Data to process: Begin

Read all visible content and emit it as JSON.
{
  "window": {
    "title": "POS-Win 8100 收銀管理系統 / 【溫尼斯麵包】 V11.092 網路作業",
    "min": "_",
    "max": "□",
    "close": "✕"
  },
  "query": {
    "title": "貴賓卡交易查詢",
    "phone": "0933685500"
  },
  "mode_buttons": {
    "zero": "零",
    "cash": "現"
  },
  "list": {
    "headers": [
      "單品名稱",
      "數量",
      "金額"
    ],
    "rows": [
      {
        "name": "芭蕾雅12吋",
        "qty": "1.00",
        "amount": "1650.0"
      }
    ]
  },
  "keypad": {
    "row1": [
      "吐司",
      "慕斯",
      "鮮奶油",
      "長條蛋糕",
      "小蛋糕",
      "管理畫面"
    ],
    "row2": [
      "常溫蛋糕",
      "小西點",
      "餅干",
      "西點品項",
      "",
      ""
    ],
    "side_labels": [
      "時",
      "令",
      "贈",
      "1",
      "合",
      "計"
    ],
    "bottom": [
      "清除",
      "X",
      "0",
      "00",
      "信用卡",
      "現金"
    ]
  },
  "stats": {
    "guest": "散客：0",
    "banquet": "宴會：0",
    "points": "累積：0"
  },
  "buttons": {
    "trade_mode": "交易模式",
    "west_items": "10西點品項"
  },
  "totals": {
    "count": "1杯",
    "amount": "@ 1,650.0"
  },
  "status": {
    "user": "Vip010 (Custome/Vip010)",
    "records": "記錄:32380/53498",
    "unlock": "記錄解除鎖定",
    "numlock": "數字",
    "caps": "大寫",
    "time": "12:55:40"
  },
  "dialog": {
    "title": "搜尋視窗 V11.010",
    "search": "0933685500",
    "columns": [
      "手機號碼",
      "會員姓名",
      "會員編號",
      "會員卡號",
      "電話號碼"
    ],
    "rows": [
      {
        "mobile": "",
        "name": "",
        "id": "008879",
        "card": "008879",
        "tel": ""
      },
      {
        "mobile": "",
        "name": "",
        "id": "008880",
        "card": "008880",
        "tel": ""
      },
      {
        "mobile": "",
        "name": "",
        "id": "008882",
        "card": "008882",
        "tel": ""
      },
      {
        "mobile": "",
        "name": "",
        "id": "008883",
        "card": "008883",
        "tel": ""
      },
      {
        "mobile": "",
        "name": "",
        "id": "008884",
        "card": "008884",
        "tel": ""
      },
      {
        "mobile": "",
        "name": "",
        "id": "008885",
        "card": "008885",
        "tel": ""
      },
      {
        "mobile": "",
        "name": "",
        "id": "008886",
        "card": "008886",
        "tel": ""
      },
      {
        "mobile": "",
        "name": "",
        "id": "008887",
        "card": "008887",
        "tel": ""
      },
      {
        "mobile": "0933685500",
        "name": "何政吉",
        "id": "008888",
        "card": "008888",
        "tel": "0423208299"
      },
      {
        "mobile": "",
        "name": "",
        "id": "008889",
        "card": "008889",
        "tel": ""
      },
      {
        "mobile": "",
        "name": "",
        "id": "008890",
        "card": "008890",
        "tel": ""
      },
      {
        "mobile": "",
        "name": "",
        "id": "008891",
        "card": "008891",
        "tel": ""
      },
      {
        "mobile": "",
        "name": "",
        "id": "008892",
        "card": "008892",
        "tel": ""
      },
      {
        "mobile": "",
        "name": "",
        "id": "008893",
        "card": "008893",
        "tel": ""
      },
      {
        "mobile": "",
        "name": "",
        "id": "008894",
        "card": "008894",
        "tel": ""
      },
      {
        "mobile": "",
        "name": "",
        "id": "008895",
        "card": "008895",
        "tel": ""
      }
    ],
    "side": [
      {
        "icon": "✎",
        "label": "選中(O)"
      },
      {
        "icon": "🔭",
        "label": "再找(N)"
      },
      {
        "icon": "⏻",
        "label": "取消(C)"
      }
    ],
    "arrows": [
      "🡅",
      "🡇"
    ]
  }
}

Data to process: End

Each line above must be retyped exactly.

Read all visible content and emit it as JSON.
{
  "window": {
    "title": "POS-Win 8100 收銀管理系統 / 【溫尼斯麵包】 V11.092 網路作業",
    "min": "_",
    "max": "□",
    "close": "✕"
  },
  "query": {
    "title": "貴賓卡交易查詢",
    "phone": "0933685500"
  },
  "mode_buttons": {
    "zero": "零",
    "cash": "現"
  },
  "list": {
    "headers": [
      "單品名稱",
      "數量",
      "金額"
    ],
    "rows": [
      {
        "name": "芭蕾雅12吋",
        "qty": "1.00",
        "amount": "1650.0"
      }
    ]
  },
  "keypad": {
    "row1": [
      "吐司",
      "慕斯",
      "鮮奶油",
      "長條蛋糕",
      "小蛋糕",
      "管理畫面"
    ],
    "row2": [
      "常溫蛋糕",
      "小西點",
      "餅干",
      "西點品項",
      "",
      ""
    ],
    "side_labels": [
      "時",
      "令",
      "贈",
      "1",
      "合",
      "計"
    ],
    "bottom": [
      "清除",
      "X",
      "0",
      "00",
      "信用卡",
      "現金"
    ]
  },
  "stats": {
    "guest": "散客：0",
    "banquet": "宴會：0",
    "points": "累積：0"
  },
  "buttons": {
    "trade_mode": "交易模式",
    "west_items": "10西點品項"
  },
  "totals": {
    "count": "1杯",
    "amount": "@ 1,650.0"
  },
  "status": {
    "user": "Vip010 (Custome/Vip010)",
    "records": "記錄:32380/53498",
    "unlock": "記錄解除鎖定",
    "numlock": "數字",
    "caps": "大寫",
    "time": "12:55:40"
  },
  "dialog": {
    "title": "搜尋視窗 V11.010",
    "search": "0933685500",
    "columns": [
      "手機號碼",
      "會員姓名",
      "會員編號",
      "會員卡號",
      "電話號碼"
    ],
    "rows": [
      {
        "mobile": "",
        "name": "",
        "id": "008879",
        "card": "008879",
        "tel": ""
      },
      {
        "mobile": "",
        "name": "",
        "id": "008880",
        "card": "008880",
        "tel": ""
      },
      {
        "mobile": "",
        "name": "",
        "id": "008882",
        "card": "008882",
        "tel": ""
      },
      {
        "mobile": "",
        "name": "",
        "id": "008883",
        "card": "008883",
        "tel": ""
      },
      {
        "mobile": "",
        "name": "",
        "id": "008884",
        "card": "008884",
        "tel": ""
      },
      {
        "mobile": "",
        "name": "",
        "id": "008885",
        "card": "008885",
        "tel": ""
      },
      {
        "mobile": "",
        "name": "",
        "id": "008886",
        "card": "008886",
        "tel": ""
      },
      {
        "mobile": "",
        "name": "",
        "id": "008887",
        "card": "008887",
        "tel": ""
      },
      {
        "mobile": "0933685500",
        "name": "何政吉",
        "id": "008888",
        "card": "008888",
        "tel": "0423208299"
      },
      {
        "mobile": "",
        "name": "",
        "id": "008889",
        "card": "008889",
        "tel": ""
      },
      {
        "mobile": "",
        "name": "",
        "id": "008890",
        "card": "008890",
        "tel": ""
      },
      {
        "mobile": "",
        "name": "",
        "id": "008891",
        "card": "008891",
        "tel": ""
      },
      {
        "mobile": "",
        "name": "",
        "id": "008892",
        "card": "008892",
        "tel": ""
      },
      {
        "mobile": "",
        "name": "",
        "id": "008893",
        "card": "008893",
        "tel": ""
      },
      {
        "mobile": "",
        "name": "",
        "id": "008894",
        "card": "008894",
        "tel": ""
      },
      {
        "mobile": "",
        "name": "",
        "id": "008895",
        "card": "008895",
        "tel": ""
      }
    ],
    "side": [
      {
        "icon": "✎",
        "label": "選中(O)"
      },
      {
        "icon": "🔭",
        "label": "再找(N)"
      },
      {
        "icon": "⏻",
        "label": "取消(C)"
      }
    ],
    "arrows": [
      "🡅",
      "🡇"
    ]
  }
}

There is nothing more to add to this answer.